- _Records to use_:
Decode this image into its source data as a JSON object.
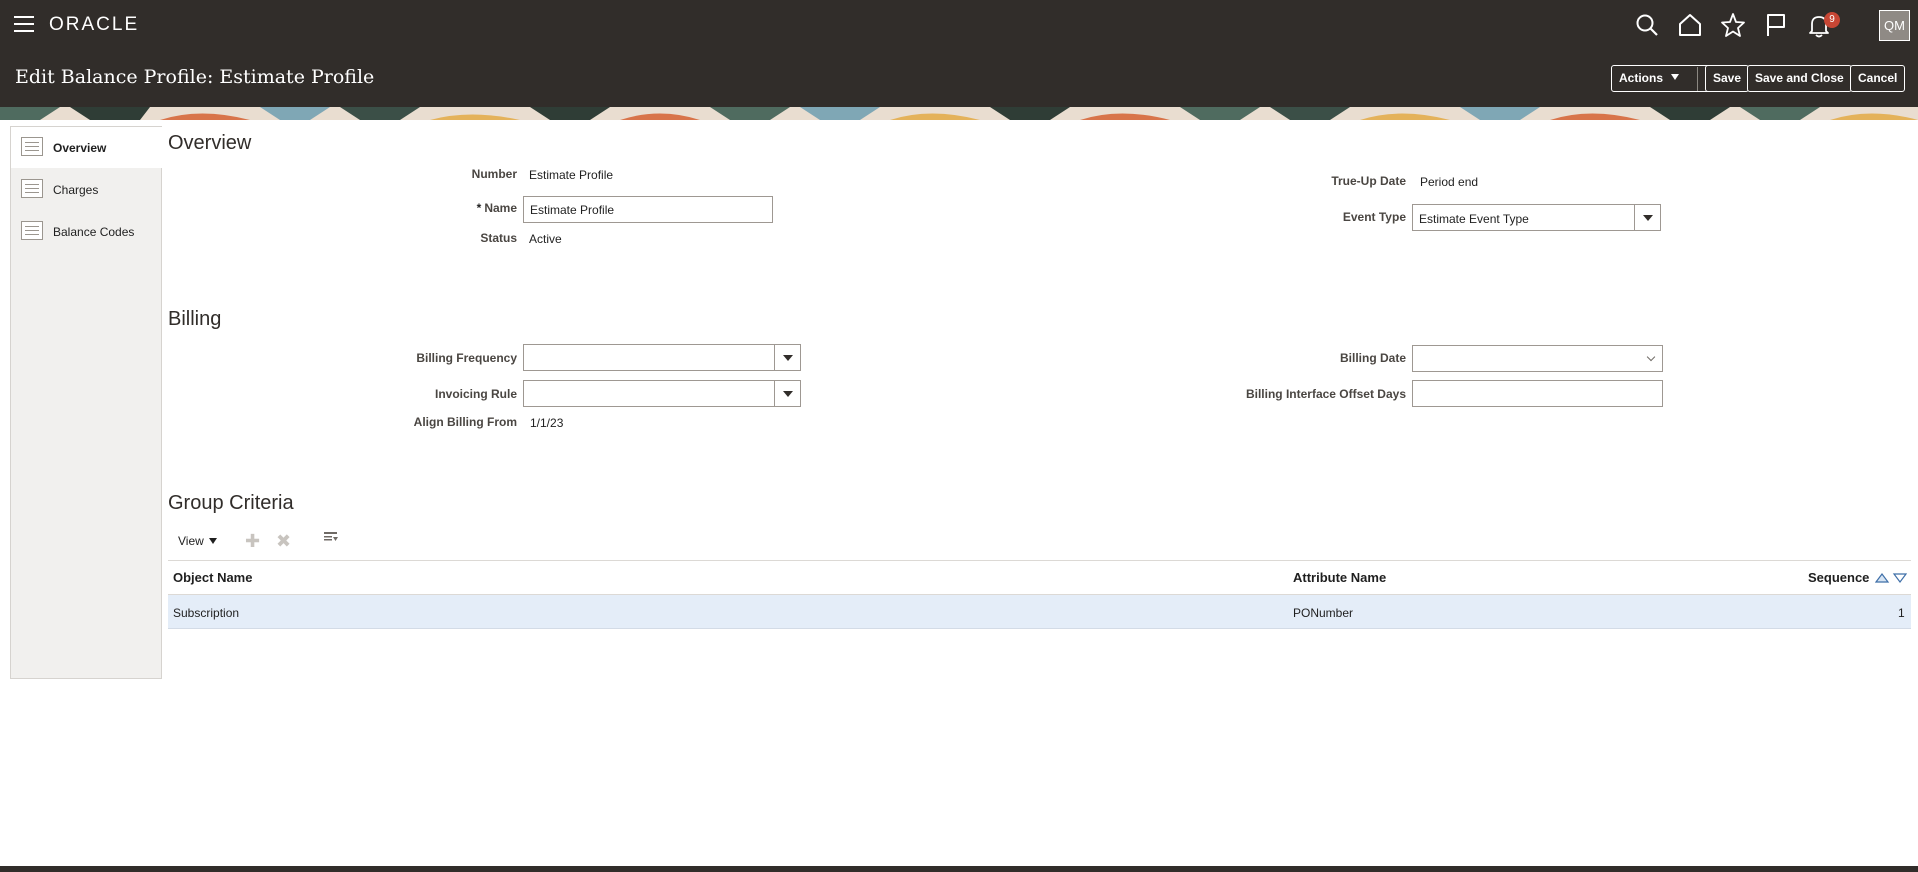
{
  "topbar": {
    "logo": "ORACLE",
    "notification_count": "9",
    "user_initials": "QM",
    "icons": [
      "search-icon",
      "home-icon",
      "star-icon",
      "flag-icon",
      "bell-icon"
    ]
  },
  "header": {
    "title": "Edit Balance Profile: Estimate Profile",
    "actions_label": "Actions",
    "save_label": "Save",
    "save_close_label": "Save and Close",
    "cancel_label": "Cancel"
  },
  "sidebar": {
    "items": [
      {
        "label": "Overview",
        "active": true
      },
      {
        "label": "Charges",
        "active": false
      },
      {
        "label": "Balance Codes",
        "active": false
      }
    ]
  },
  "overview": {
    "heading": "Overview",
    "number_label": "Number",
    "number_value": "Estimate Profile",
    "name_label": "Name",
    "name_required": "*",
    "name_value": "Estimate Profile",
    "status_label": "Status",
    "status_value": "Active",
    "trueup_label": "True-Up Date",
    "trueup_value": "Period end",
    "event_type_label": "Event Type",
    "event_type_value": "Estimate Event Type"
  },
  "billing": {
    "heading": "Billing",
    "frequency_label": "Billing Frequency",
    "frequency_value": "",
    "invoicing_rule_label": "Invoicing Rule",
    "invoicing_rule_value": "",
    "align_label": "Align Billing From",
    "align_value": "1/1/23",
    "billing_date_label": "Billing Date",
    "billing_date_value": "",
    "offset_label": "Billing Interface Offset Days",
    "offset_value": ""
  },
  "group_criteria": {
    "heading": "Group Criteria",
    "view_label": "View",
    "columns": [
      "Object Name",
      "Attribute Name",
      "Sequence"
    ],
    "rows": [
      {
        "object_name": "Subscription",
        "attribute_name": "PONumber",
        "sequence": "1"
      }
    ]
  },
  "colors": {
    "topbar": "#312d2a",
    "row_selected": "#e4edf8",
    "badge": "#c74634"
  }
}
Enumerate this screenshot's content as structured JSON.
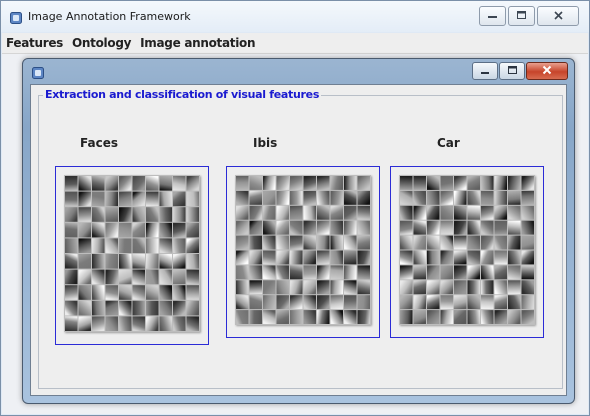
{
  "window": {
    "title": "Image Annotation Framework",
    "caption_buttons": [
      "minimize",
      "maximize",
      "close"
    ]
  },
  "menu": {
    "items": [
      "Features",
      "Ontology",
      "Image annotation"
    ]
  },
  "inner_window": {
    "caption_buttons": [
      "minimize",
      "maximize",
      "close"
    ]
  },
  "panel": {
    "legend": "Extraction and classification of visual features",
    "legend_color": "#1a1ad0",
    "categories": [
      {
        "label": "Faces",
        "seed": 11
      },
      {
        "label": "Ibis",
        "seed": 27
      },
      {
        "label": "Car",
        "seed": 53
      }
    ]
  },
  "colors": {
    "accent_border": "#2b2bd6",
    "close_button": "#c7442a"
  }
}
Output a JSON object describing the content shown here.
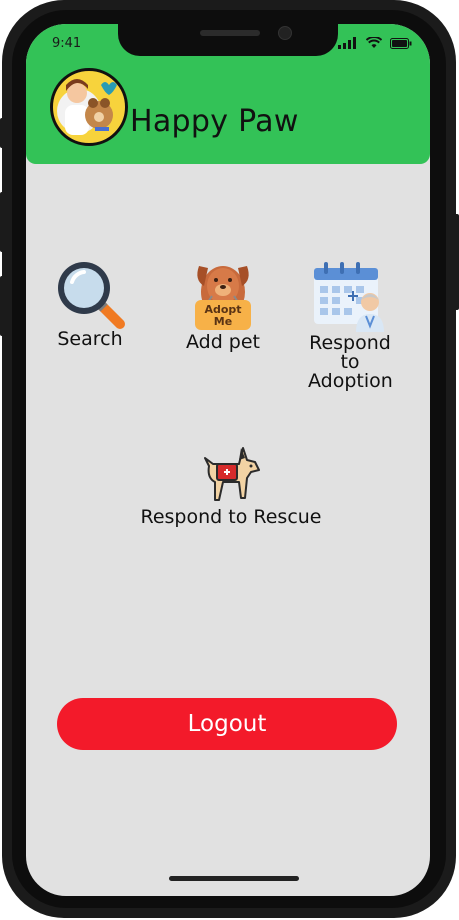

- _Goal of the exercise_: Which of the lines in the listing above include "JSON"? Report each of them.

- _Final answer_:
Decode this image into its source data as a JSON object.
Enumerate this screenshot's content as structured JSON.
Output a JSON object describing the content shown here.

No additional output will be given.